No, Not all WordPress themes are well-optimized for SEO. That’s why it’s important to choose a theme from reputable theme developers who code their themes following best SEO practices. Good SEO optimized themes will help your content rank higher in Google search results.
Is it worth buying a WordPress theme?
Yes, absolutely. More features and more customization options are not the only benefits of buying a premium theme. You also get 1 year of guaranteed support at no additional cost and regular theme updates which is really important to keep your theme secure and performing well.
Is Astra a good theme?
I personally use Genesis themes on my own website, but some of my client’s sites are built using Astra and I can highly recommend it. Customizing your website with Astra is super simple using their beginner-friendly drag and drop interface. Astra is mobile responsive, SEO optimized, and lightweight. Click here to try Astra now.
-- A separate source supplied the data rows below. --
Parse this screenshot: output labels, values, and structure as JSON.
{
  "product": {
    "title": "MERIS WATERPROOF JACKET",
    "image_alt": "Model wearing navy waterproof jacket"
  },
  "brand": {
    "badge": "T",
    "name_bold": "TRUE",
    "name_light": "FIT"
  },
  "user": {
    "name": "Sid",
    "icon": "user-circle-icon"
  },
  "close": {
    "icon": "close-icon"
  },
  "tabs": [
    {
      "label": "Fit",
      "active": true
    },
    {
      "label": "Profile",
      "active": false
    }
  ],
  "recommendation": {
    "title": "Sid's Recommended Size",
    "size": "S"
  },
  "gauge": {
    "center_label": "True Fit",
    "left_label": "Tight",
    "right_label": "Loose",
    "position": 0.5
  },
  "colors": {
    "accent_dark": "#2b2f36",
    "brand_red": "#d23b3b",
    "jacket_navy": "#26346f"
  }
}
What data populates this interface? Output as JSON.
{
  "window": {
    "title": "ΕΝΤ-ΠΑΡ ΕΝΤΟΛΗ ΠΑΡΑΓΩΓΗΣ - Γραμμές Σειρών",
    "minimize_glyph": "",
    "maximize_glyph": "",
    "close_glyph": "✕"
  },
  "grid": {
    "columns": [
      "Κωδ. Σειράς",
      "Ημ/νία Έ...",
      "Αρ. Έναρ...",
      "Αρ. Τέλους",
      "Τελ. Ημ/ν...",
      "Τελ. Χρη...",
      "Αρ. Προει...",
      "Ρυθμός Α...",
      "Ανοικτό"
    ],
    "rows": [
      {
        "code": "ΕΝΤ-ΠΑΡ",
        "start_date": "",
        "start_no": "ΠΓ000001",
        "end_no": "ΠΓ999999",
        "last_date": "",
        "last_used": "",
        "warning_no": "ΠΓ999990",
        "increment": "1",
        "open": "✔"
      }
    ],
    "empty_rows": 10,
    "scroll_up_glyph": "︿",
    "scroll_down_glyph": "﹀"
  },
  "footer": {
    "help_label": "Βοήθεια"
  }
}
What will happen if I change my WordPress theme?
You won’t lose your content, so don’t worry about that! However, menus and sidebars will be replaced by the new theme’s menus and sidebars. And any widgets you have in the sidebar will automatically be deactivated. The new theme may also add some default widgets to the sidebar. And you may or may not have to fix some minor spacing issues.
What is the most popular free WordPress theme?
With 6,684,006 total downloads, the Twenty Seventeen theme looks to be the most popular free theme, but it’s likely that the theme doesn’t have all the theme features you’re looking for which is usually the case with most free themes.
In my experience, if you are going to use a free theme, the free versions of Astra and GeneratePress are better than the Twenty Seventeen theme.
What is the easiest WordPress theme to use?
For beginner bloggers without basic coding skills, the easiest WordPress themes to use are those that allow you to customize every area of your website using ‘drag and drop’ and ‘point and click’ advanced customization options. See my list of recommended themes above.
And that’s it.
I hope you found this article on how to choose a WordPress theme helpful. If you did, you may also like my step by step guide on how to install a WordPress theme.